“Ah, what is the life of a human being–a drop of dew, a flash of lightning? This is so sad, so sad. What can I say?” –Akutagawa (translated from the Japanese)
On this day last year, I boarded a non-stop Tokyo to Newark flight. Halfway through the flight I woke up having dreamed I kept stepping into temples with the wrong foot first. After going to brush my teeth in the tiny airplane bathroom, I read the book I had found at the airport–an English translation of a Japanese writer–and then slept again, dreamlessly.
This is what I love about keeping notebooks–the tedium, the chicken feet, the Yeats, all scribbled and starred and squared. I am between notebooks right now. This afternoon, going to buy non-monied paper at Kate’s Paperie, I tried to purchase a new one, but they were out. [To the effect of tedium I’ll jot down what struck me today: the bricklayers next door, the holes in my walls, the song the homeless man whistles outside my window at this very moment, the way my students looked at me blankly when I asked what poetry is.]
It was yesterday of last year, however, that had me digging through my notebooks: our last night in Tokyo. I was in Japan with Thorn (my ex-stepfather, dear friend & travelling partner–don’t ask! I don’t know how I ended up with this life!), and we were on our way to eat dinner at a Tepenyaki steak house. There, they would throw live shrimp onto the hot plate, watch them jump and sizzle, chop their heads off and then place them on our plates. But it was the getting to the restaurant that struck me most.
The impeccable halls with their impeccable lighting: the walk to the elevator was magic.
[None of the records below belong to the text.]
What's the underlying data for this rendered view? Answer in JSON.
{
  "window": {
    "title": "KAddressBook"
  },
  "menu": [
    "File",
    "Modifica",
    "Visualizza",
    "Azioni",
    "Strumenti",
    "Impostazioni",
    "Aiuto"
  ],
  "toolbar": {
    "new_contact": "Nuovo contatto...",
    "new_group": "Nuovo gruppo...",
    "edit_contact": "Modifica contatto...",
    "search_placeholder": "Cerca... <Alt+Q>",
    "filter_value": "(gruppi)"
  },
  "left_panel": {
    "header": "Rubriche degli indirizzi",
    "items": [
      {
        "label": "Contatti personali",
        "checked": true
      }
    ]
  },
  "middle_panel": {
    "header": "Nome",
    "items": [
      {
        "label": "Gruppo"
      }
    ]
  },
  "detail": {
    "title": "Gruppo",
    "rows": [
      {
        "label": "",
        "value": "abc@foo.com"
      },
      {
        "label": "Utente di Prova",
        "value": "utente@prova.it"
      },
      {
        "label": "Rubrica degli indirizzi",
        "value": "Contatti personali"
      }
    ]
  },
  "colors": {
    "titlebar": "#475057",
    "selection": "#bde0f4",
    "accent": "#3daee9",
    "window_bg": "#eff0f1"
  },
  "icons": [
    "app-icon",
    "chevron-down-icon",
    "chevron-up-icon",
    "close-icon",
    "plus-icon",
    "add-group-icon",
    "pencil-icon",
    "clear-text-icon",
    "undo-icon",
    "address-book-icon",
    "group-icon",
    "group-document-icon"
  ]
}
Violin music poured from room 427. Truly, it poured from the room. I wanted to knock on the door, to walk in, lay my head on the clean, square pillow and fall asleep listening to those songs.
I was just from the shower and feeling far from home but feeling good and tall in heels and satisfied but hungry and suddenly filled with music I’d never heard before. In the elevator stood a girl-woman in striped knee socks, near fifty, but giggling wildly and sucking a lollipop, her teeth red with its juice. I stared too long at her, smiled, nodded. When the doors opened we were at the rooftop restaurant and shooting straight out from the center of Tokyo was a rainbow.
The trip had been long, squatting over holes in China, feeling disoriented in an almost blinding way, comforted only by nightly phone calls to Cody and poems Andrea was writing in Europe and sending to my email. But that night, one year ago last night was perfect. And it was the disembodied music I loved the most–something so right in knowing that behind the locked doors strings gave way to a bow.